By Claudia Jacob and Aimee Dickinson
Interview Editors, Claudia Jacob and Aimee Dickinson, speak to recent Durham alumnus and Studytuber, Jack Edwards, about his new book The Uni-Verse. With over 230,000 subscribers on his YouTube channel, Jack explains the inspiration behind the book, his desire to increase accessibility in higher education and his advice for incoming freshers.
Having created YouTube videos throughout his undergraduate degree in English Literature at Durham, Jack Edwards has gone on to write a university survival guide, designed to address “the human issues that real students have”. As a first-generation, state school-educated student, Jack is passionate about representing the university experience as diversely as possible, choosing to include various contributors who cover subjects that he may be less familiar with. As he states, “it’s not really a social commentary, it’s more practical tips about university”.
Jack explains that his YouTube channel was created before he went to university, since he felt “absolutely terrified” at the prospect of such a big life change, not knowing many people who had been to university before. His videos have covered a wide variety of topics; from more educational videos, advising his audience about how to write the perfect personal statement, to daily vlogs which reveal the day to day life of a Durham student.
He goes on to tell us that the book came about somewhat unexpectedly.

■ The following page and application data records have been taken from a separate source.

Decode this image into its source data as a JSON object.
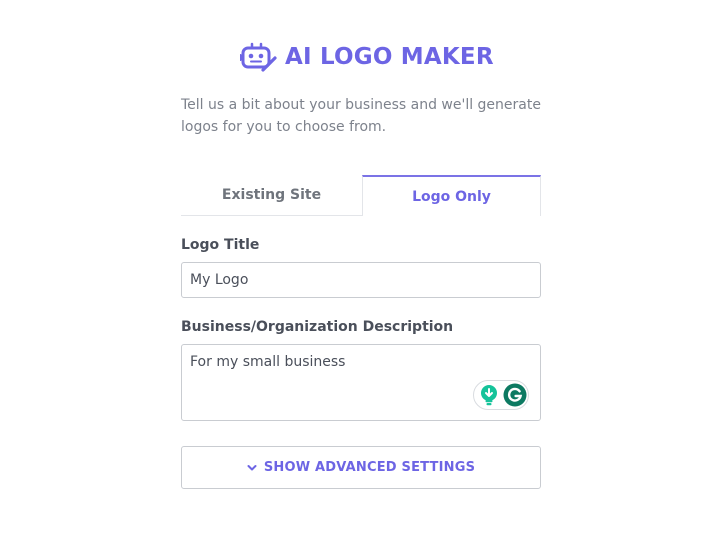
{
  "colors": {
    "accent": "#6d65e4",
    "accent_light": "#8a83ee",
    "grammarly_green": "#15c39a",
    "grammarly_dark": "#0d7a62"
  },
  "header": {
    "icon": "robot-pencil-icon",
    "title": "AI LOGO MAKER"
  },
  "intro": {
    "text": "Tell us a bit about your business and we'll generate logos for you to choose from."
  },
  "tabs": [
    {
      "label": "Existing Site",
      "active": false
    },
    {
      "label": "Logo Only",
      "active": true
    }
  ],
  "form": {
    "logo_title": {
      "label": "Logo Title",
      "value": "My Logo"
    },
    "description": {
      "label": "Business/Organization Description",
      "value": "For my small business"
    }
  },
  "grammarly": {
    "icons": [
      "lightbulb-icon",
      "grammarly-icon"
    ]
  },
  "advanced": {
    "icon": "chevron-down-icon",
    "label": "SHOW ADVANCED SETTINGS"
  }
}
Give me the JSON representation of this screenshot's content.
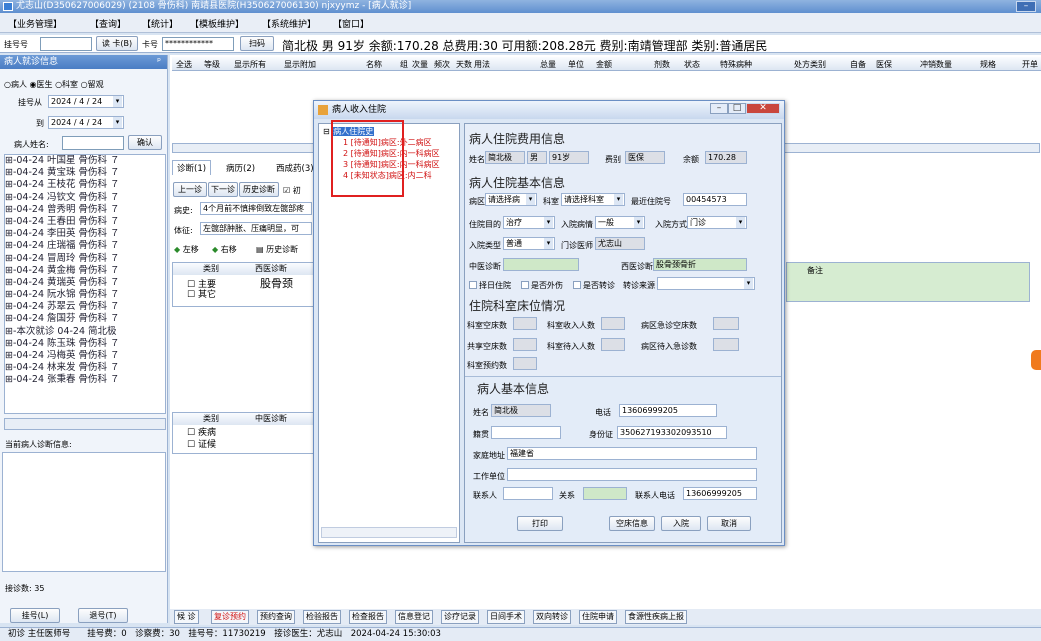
{
  "title": "尤志山(D350627006029) (2108 骨伤科) 南靖县医院(H350627006130) njxyymz - [病人就诊]",
  "menu": [
    "【业务管理】",
    "【查询】",
    "【统计】",
    "【模板维护】",
    "【系统维护】",
    "【窗口】"
  ],
  "info": {
    "reg_label": "挂号号",
    "card_btn": "读 卡(B)",
    "card_label": "卡号",
    "card_value": "************",
    "scan_btn": "扫码",
    "patient_summary": "简北极 男 91岁 余额:170.28 总费用:30 可用额:208.28元 费别:南靖管理部 类别:普通居民"
  },
  "left": {
    "header": "病人就诊信息",
    "pin": "ᵖ",
    "radio": [
      "病人",
      "医生",
      "科室",
      "留观"
    ],
    "date_from_label": "挂号从",
    "date_from": "2024 / 4 / 24",
    "date_to_label": "到",
    "date_to": "2024 / 4 / 24",
    "name_label": "病人姓名:",
    "confirm_btn": "确认",
    "tree": [
      "⊞-04-24 叶国星 骨伤科 ７",
      "⊞-04-24 黄宝珠 骨伤科 ７",
      "⊞-04-24 王枝花 骨伤科 ７",
      "⊞-04-24 冯钦文 骨伤科 ７",
      "⊞-04-24 曾秀明 骨伤科 ７",
      "⊞-04-24 王春田 骨伤科 ７",
      "⊞-04-24 李田英 骨伤科 ７",
      "⊞-04-24 庄瑞福 骨伤科 ７",
      "⊞-04-24 冒周玲 骨伤科 ７",
      "⊞-04-24 黄金梅 骨伤科 ７",
      "⊞-04-24 黄瑞英 骨伤科 ７",
      "⊞-04-24 阮水锦 骨伤科 ７",
      "⊞-04-24 苏翠云 骨伤科 ７",
      "⊞-04-24 詹国芬 骨伤科 ７",
      "⊞-本次就诊 04-24 简北极",
      "⊞-04-24 陈玉珠 骨伤科 ７",
      "⊞-04-24 冯梅英 骨伤科 ７",
      "⊞-04-24 林来发 骨伤科 ７",
      "⊞-04-24 张秉春 骨伤科 ７"
    ],
    "current_label": "当前病人诊断信息:",
    "count": "接诊数: 35",
    "reg_btn": "挂号(L)",
    "cancel_btn": "退号(T)"
  },
  "grid_headers": [
    "全选",
    "等级",
    "显示所有",
    "显示附加",
    "名称",
    "组",
    "次量",
    "频次",
    "天数",
    "用法",
    "总量",
    "单位",
    "金额",
    "剂数",
    "状态",
    "特殊病种",
    "处方类别",
    "自备",
    "医保",
    "冲销数量",
    "规格",
    "开单"
  ],
  "tabs": [
    "诊断(1)",
    "病历(2)",
    "西成药(3)"
  ],
  "toolbar": [
    "上一诊",
    "下一诊",
    "历史诊断",
    "初"
  ],
  "history": {
    "label": "病史:",
    "value": "4个月前不慎摔倒致左髋部疼"
  },
  "exam": {
    "label": "体征:",
    "value": "左髋部肿胀、压痛明显，可"
  },
  "move": [
    "左移",
    "右移",
    "历史诊断"
  ],
  "diag_table": {
    "h_type": "类别",
    "h_west": "西医诊断",
    "rows": [
      "主要",
      "其它"
    ],
    "west": "股骨颈",
    "note_header": "备注"
  },
  "diag_table2": {
    "h_type": "类别",
    "h_cn": "中医诊断",
    "rows": [
      "疾病",
      "证候"
    ]
  },
  "bottom": [
    "候 诊",
    "复诊预约",
    "预约查询",
    "检验报告",
    "检查报告",
    "信息登记",
    "诊疗记录",
    "日间手术",
    "双向转诊",
    "住院申请",
    "食源性疾病上报"
  ],
  "status": "初诊 主任医师号　　挂号费：0　诊察费：30　挂号号：11730219　接诊医生：尤志山　2024-04-24 15:30:03",
  "dialog": {
    "title": "病人收入住院",
    "tree_root": "病人住院史",
    "tree_items": [
      "1 [待通知]病区:外二病区",
      "2 [待通知]病区:内一科病区",
      "3 [待通知]病区:内一科病区",
      "4 [未知状态]病区:内二科"
    ],
    "fee_section": "病人住院费用信息",
    "name_label": "姓名",
    "name": "简北极",
    "sex": "男",
    "age": "91岁",
    "fee_type_label": "费别",
    "fee_type": "医保",
    "balance_label": "余额",
    "balance": "170.28",
    "basic_section": "病人住院基本信息",
    "ward_label": "病区",
    "ward": "请选择病",
    "dept_label": "科室",
    "dept": "请选择科室",
    "recent_label": "最近住院号",
    "recent": "00454573",
    "purpose_label": "住院目的",
    "purpose": "治疗",
    "condition_label": "入院病情",
    "condition": "一般",
    "method_label": "入院方式",
    "method": "门诊",
    "type_label": "入院类型",
    "type": "普通",
    "doctor_label": "门诊医师",
    "doctor": "尤志山",
    "cn_diag_label": "中医诊断",
    "west_diag_label": "西医诊断",
    "west_diag": "股骨颈骨折",
    "chk": [
      "择日住院",
      "是否外伤",
      "是否转诊"
    ],
    "source_label": "转诊来源",
    "bed_section": "住院科室床位情况",
    "bed_labels": [
      "科室空床数",
      "科室收入人数",
      "病区急诊空床数",
      "共享空床数",
      "科室待入人数",
      "病区待入急诊数",
      "科室预约数"
    ],
    "pinfo_section": "病人基本信息",
    "p_name_label": "姓名",
    "p_name": "简北极",
    "phone_label": "电话",
    "phone": "13606999205",
    "origin_label": "籍贯",
    "id_label": "身份证",
    "id": "350627193302093510",
    "addr_label": "家庭地址",
    "addr": "福建省",
    "work_label": "工作单位",
    "contact_label": "联系人",
    "rel_label": "关系",
    "cphone_label": "联系人电话",
    "cphone": "13606999205",
    "buttons": [
      "打印",
      "空床信息",
      "入院",
      "取消"
    ]
  }
}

Someone who had watched his videos was doing work experience at Harper Collins (his publishers), who were planning on putting together a university lifestyle guide using input from lecturers and academic staff. It was suggested that they have a look at Jack’s YouTube channel for inspiration, but instead they decided to ask him to write the whole thing. He adds humorously that when he received the email, he remembers thinking: “If this is a scam, it’s a really elaborate one!”
He explains to us that he felt that “the university survival guides which were already in existence were quite dated and unrealistic”, adding that he wanted his book to sound more like it was written by a friend, rather than a guru. He also explained that if this was going to be the “ultimate guide to university” he was aware that it needed to represent “more than just [his] experience”. “I wanted to amplify the voices of those who don’t have the platform that I’m lucky enough to have”, he adds. With this in mind, he made sure to include contributors from different universities and different backgrounds in an effort to ensure the book’s inclusivity and prevent it from becoming too Durham-centric. He explains that if he felt he was not “the most qualified person to give advice” on a particular topic, he “would reach out straight away”, whether that be including a section on vegan recipes or the experiences of those studying in London, to ensure the book appealed to as many people as possible.
When asked what his favourite part of the writing experience was, he revealed that he had learned a lot about weird and wacky societies at various universities, including an IKEA Appreciation society and a Custard Wrestling society (at Cardiff for anyone who’s interested!). He also got his audience involved, albeit without their knowledge, by asking them to answer questions over Twitter which he then included in various chapters. The hardest part, unsurprisingly, was “fitting it around my degree”, although Jack explained that his editors were very flexible in terms of deadlines.
With the brainstorming and writing process spanning from March 2019 to August 2020, Jack explains that aspects of The Uni-Verse had to be re-considered in light of the Coronavirus outbreak. He adds that “a lot of publishers may have had to reread some of the books that they’d approved previously” to be sensitive to the current circumstances, explaining, for example, that one of his jokes about “the average age on a cruise ship” unsurprisingly had to be amended.
In light of the current restrictions which university students face, Jack is hopeful that his book can be especially helpful, particularly for students who were unable to attend university open days and may have looked to StudyTubers to try and find some reassurance. He adds, “I have a lot of respect for those who are giving uni a go this year”. When asked about the reaction to the book, Jack was delighted by the positive response. He notes that some people were curious as to why he often mentions the fact that he’s state school-educated, explaining that “maybe it’s a Durham thing, but for me it was a massive part of my identity and my experience at Durham”. He is therefore excited for the chance to “give people the advice I would’ve wanted”, stating that “the primary audience for this [book] is probably first-generation, state school kids, which is me”.
Jack concluded by giving us his advice for students this upcoming year. “The biggest message I want people to take away from the book is that you can do it. If university is a goal that you have then don’t let anything stand in your way of getting there; whether that’s internal mental battles that tell you you don’t belong there, whether you have imposter syndrome, whether your mental health doesn’t feel strong enough to deal with a big life change, or whether it’s external barriers like class disparity or inequality, lack of privilege…I hope that this book gives you all the tools to be like, I can do this, all the information I need is in this handbook, now I can focus on the academics.”
Image: Jack Edwards